  • History — We will take a thorough medical history, and you should let our veterinarians know if your dog recently ate a high-fat meal, or ate garbage. We will not judge you, and this information will help us diagnose your pet more quickly.
  • Physical examination — We will evaluate your pet’s temperature, heart, lungs, gums, and abdomen, and note their weight and breed.
  • Blood tests — We will measure your pet’s pancreatic enzymes, such as amylase and lipase, and may need more specific blood tests if these enzymes are elevated. Blood tests can also be helpful, to assess your pet’s dehydration status.
  • Radiographs — Abdominal radiographs can help rule out other issues that may cause similar signs, such as gastrointestinal obstruction.
  • Ultrasound — Ultrasonography can be used to visualize the pancreas, but unless the condition is severe enough to cause abnormal tissue, this imaging technique may not be definitive.

How is pancreatitis treated in pets?

Treatment is primarily supportive, since no cure exists for pancreatitis. Treatment will depend on your pet’s disease severity.

  • Severe pancreatitis — Patients affected by severe pancreatitis are often critical, and may require 24-hour care. They typically need treatment for several days or weeks that includes intensive intravenous fluids and electrolyte support, pain medications, anti-nausea medications, stomach protectants, nutritional support, and, in some cases, antibiotics.
  • Mild to moderate pancreatitis — Patients affected by mild to moderate pancreatitis typically recover in one to two weeks. They may require hospitalization for one to three days, or they may be managed at home.

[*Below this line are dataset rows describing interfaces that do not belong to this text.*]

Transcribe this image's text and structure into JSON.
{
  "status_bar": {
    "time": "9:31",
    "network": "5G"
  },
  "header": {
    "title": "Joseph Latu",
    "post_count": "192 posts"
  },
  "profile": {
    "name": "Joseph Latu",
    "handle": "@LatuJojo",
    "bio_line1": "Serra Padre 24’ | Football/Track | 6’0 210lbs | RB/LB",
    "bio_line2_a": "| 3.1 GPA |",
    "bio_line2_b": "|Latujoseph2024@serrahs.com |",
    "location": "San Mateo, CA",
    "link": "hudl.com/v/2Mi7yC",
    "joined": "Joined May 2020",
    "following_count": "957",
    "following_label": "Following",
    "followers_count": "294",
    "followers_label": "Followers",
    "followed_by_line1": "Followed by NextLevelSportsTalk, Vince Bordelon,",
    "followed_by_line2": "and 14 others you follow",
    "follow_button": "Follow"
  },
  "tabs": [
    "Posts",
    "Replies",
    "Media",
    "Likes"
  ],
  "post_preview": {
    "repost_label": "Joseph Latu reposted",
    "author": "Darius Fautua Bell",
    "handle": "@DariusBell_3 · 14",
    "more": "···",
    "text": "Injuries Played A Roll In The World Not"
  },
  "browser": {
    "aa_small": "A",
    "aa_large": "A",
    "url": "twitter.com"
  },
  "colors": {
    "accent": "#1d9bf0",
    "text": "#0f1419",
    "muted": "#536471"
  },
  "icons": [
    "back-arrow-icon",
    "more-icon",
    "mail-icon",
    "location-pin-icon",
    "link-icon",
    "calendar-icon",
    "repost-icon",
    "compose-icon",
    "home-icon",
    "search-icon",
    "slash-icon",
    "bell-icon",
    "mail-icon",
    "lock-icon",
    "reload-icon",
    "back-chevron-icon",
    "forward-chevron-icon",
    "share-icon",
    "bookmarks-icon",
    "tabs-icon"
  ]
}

Treatments include anti-nausea medications, pain medications, stomach protectants, and a bland, low-fat diet.

What is the prognosis for pancreatitis in pets?

Pets affected by severe pancreatitis have an overall poor prognosis, and conditions such as pancreatic abscess formation and peritonitis can contribute to their risk. If your pet survives a pancreatitis episode, they are at higher risk for a recurrent episode. They are also at risk for developing diabetes mellitus and exocrine pancreatic insufficiency, which occur when the pancreas cannot produce sufficient digestive enzymes. Management steps to help prevent pancreatitis from recurring include:

  • People food — Table scraps are strictly forbidden, if your pet has recovered from pancreatitis.
  • Prescription diet — Prescription diets that support the gastrointestinal tract, and are low- or ultra-low fat, may be recommended.
  • Portions — Smaller, more frequent meals are preferable.
  • Monitoring — Your pet’s pancreatic enzymes should be monitored frequently.

Pancreatitis is a concerning condition, and while not all cases can be prevented, refraining from giving your pet table scraps, maintaining an ideal weight, and keeping them out of the garbage can help decrease their risk. If you are concerned your pet may be affected by pancreatitis, contact Kennedy Heights Animal and Bird Hospital, so we can relieve their suffering.